His military education includes completing the Combat Life Savers Course in 1995, Basic Airborne School in 1997, Primary Leadership Development Course in 1998, Basic Noncommissioned Officer Course in 2001, Air Assault C ourse in 2002 and the Joint Firepower/Control Course in 2004.

Sgt. 1st Class Jared C. MontiAca,!a,,cs dedication to duty and to his Soldiers was outlined in comments by President Barack Obama during the Medal of Honor presentation ceremony:



Aca,!A"Duty. Honor. Country. Service. Sacrifice. Heroism. These are words of weight. But as peopleAca,!"as a people and as a culture, we often invoke them lightly. We toss them around freely. But do we really grasp the meaning of these values' Do we truly understand the nature of these virtuesAca,!"to serve, and to sacrifice' Jared Monti knew. The Monti family knows. And they know that the actions we honor today were not a passing moment of courage. They were the culmination of a life of character and commitment.

Aca,!A"And there was JaredAca,!a,,cs deep and abiding love for his fellow Soldiers. Maybe it came from his mom, who was a nurse. Maybe it came from his dad, a teacher. Guided by the lessons he learned at home, Jared became the consummate NCOAca,!"the noncommissioned officer caring for his Soldiers and teaching his troops. He called them his Aca,!Eoeboys.Aca,!a,,c And although obviously he was still young himself, some of them called him Aca,!Eoegrandpa.Aca,!a,,c

Aca,!A"Compassion. Perseverance. Strength. A love for his fellow Soldiers. Those are the values that defined Jared MontiAca,!a,,cs lifeAca,!"and the values he displayed in the actions that we recognize here today.Aca,!A?



Medal of Honor citation

For conspicuous gallantry and intrepidity at the risk of his life above and beyond the call of duty:

Staff Sgt. Jared C. Monti distinguished himself by acts of gallantry and intrepidity above and beyond the call of duty while serving as a team leader with Headquarters and Headquarters Troop, 3rd Squadron, 71st Cavalry Regiment, 3rd Brigade Combat Team, 10th Mountain Division, in connection with combat operations against an armed enemy in Nuristan Province, Afghanistan, June 21, 2006.

While Monti was leading a mission aimed at gathering intelligence and directing fire against the enemy, his 16-man patrol was attacked by as many as 50 enemy fighters. On the verge of being overrun, Monti quickly directed his men to set up a defensive position behind a rock formation.
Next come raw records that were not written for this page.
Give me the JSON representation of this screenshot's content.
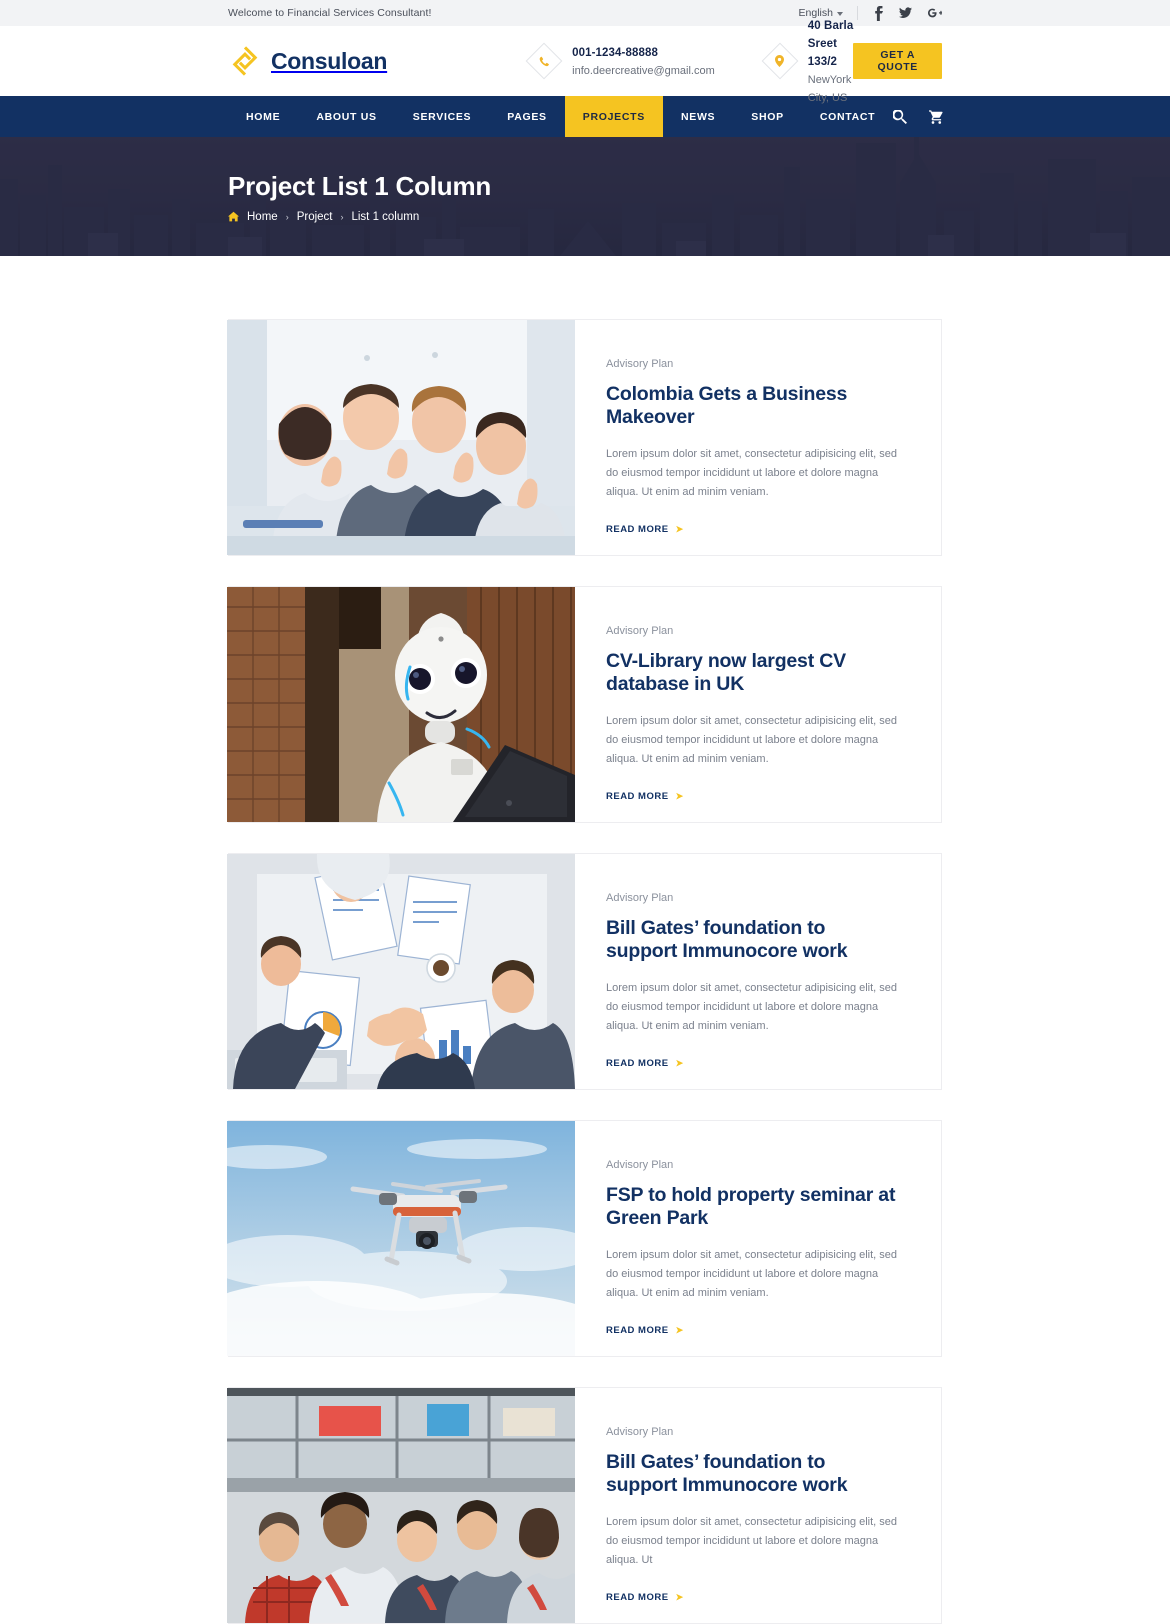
{
  "topbar": {
    "welcome": "Welcome to Financial Services Consultant!",
    "language": "English",
    "social": [
      {
        "name": "facebook-icon",
        "label": "f"
      },
      {
        "name": "twitter-icon",
        "label": "t"
      },
      {
        "name": "google-plus-icon",
        "label": "g+"
      }
    ]
  },
  "header": {
    "brand": "Consuloan",
    "contacts": [
      {
        "icon": "phone-icon",
        "line1": "001-1234-88888",
        "line2": "info.deercreative@gmail.com"
      },
      {
        "icon": "map-marker-icon",
        "line1": "40 Barla Sreet 133/2",
        "line2": "NewYork City, US"
      }
    ],
    "quote_label": "GET A QUOTE"
  },
  "nav": {
    "items": [
      {
        "label": "HOME",
        "active": false
      },
      {
        "label": "ABOUT US",
        "active": false
      },
      {
        "label": "SERVICES",
        "active": false
      },
      {
        "label": "PAGES",
        "active": false
      },
      {
        "label": "PROJECTS",
        "active": true
      },
      {
        "label": "NEWS",
        "active": false
      },
      {
        "label": "SHOP",
        "active": false
      },
      {
        "label": "CONTACT",
        "active": false
      }
    ],
    "icons": [
      {
        "name": "search-icon"
      },
      {
        "name": "cart-icon"
      }
    ]
  },
  "hero": {
    "title": "Project List 1 Column",
    "breadcrumb": [
      {
        "label": "Home",
        "link": true
      },
      {
        "label": "Project",
        "link": true
      },
      {
        "label": "List 1 column",
        "link": false
      }
    ],
    "separator": "›"
  },
  "projects": [
    {
      "category": "Advisory Plan",
      "title": "Colombia Gets a Business Makeover",
      "excerpt": "Lorem ipsum dolor sit amet, consectetur adipisicing elit, sed do eiusmod tempor incididunt ut labore et dolore magna aliqua. Ut enim ad minim veniam.",
      "read_more": "READ MORE",
      "image": "team-thumbs-up"
    },
    {
      "category": "Advisory Plan",
      "title": "CV-Library now largest CV database in UK",
      "excerpt": "Lorem ipsum dolor sit amet, consectetur adipisicing elit, sed do eiusmod tempor incididunt ut labore et dolore magna aliqua. Ut enim ad minim veniam.",
      "read_more": "READ MORE",
      "image": "white-robot"
    },
    {
      "category": "Advisory Plan",
      "title": "Bill Gates’ foundation to support Immunocore work",
      "excerpt": "Lorem ipsum dolor sit amet, consectetur adipisicing elit, sed do eiusmod tempor incididunt ut labore et dolore magna aliqua. Ut enim ad minim veniam.",
      "read_more": "READ MORE",
      "image": "business-meeting-handshake"
    },
    {
      "category": "Advisory Plan",
      "title": "FSP to hold property seminar at Green Park",
      "excerpt": "Lorem ipsum dolor sit amet, consectetur adipisicing elit, sed do eiusmod tempor incididunt ut labore et dolore magna aliqua. Ut enim ad minim veniam.",
      "read_more": "READ MORE",
      "image": "drone-in-sky"
    },
    {
      "category": "Advisory Plan",
      "title": "Bill Gates’ foundation to support Immunocore work",
      "excerpt": "Lorem ipsum dolor sit amet, consectetur adipisicing elit, sed do eiusmod tempor incididunt ut labore et dolore magna aliqua. Ut",
      "read_more": "READ MORE",
      "image": "students-classroom"
    }
  ],
  "colors": {
    "brand_navy": "#123163",
    "brand_yellow": "#f5c421",
    "topbar_bg": "#f2f3f5",
    "body_text": "#7b818d",
    "hero_bg": "#2d2e42"
  }
}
He then called for indirect fire support, accurately targeting the rounds upon the enemy who had closed to within 50 meters of his position. While still directing fire, Monti personally engaged the enemy with his rifle and a grenade, successfully disrupting an attempt to flank his patrol. Monti then realized that one of his Soldiers was lying wounded in the open ground between the advancing enemy and the patrolAca,!a,,cs position.

With complete disregard for his own safety, Monti twice attempted to move from behind the cover of the rocks into the face of relentless enemy fire to rescue his fallen comrade. Determined not to leave his Soldier, Monti made a third attempt to cross open terrain through intense enemy fire. On this final attempt, he was mortally wounded, sacrificing his own life in an effort to save his fellow Soldier.

MontiAca,!a,,cs selfless acts of heroism inspired his patrol to fight off the larger enemy force. Staff Sergeant MontiAca,!a,,cs immeasurable courage and uncommon valor are in keeping with the highest traditions of military service and reflect great credit upon himself, Headquarters and Headquarters Troop, 3rd Squadron, 71st Cavalry Regiment, 3rd Brigade Combat Team, 10th Mountain Division, and the United States Army.

EditorAca,!a,,cs note: This information was compiled by army.mil from stories written by Beth Reece (Sgt. 1st Class Paul Ray Smith), Carrie McLeroy (Spc. Ross A. McGinnis) and Elizabeth M. Collins (Sgt. 1st Class Jared C. Monti), as well as from official DOD and Army documents, and interviews with family members. Full profiles and additional information can be found at www.army.mil/moh.

Page last updated Wed February 24th, 2010 at 14:05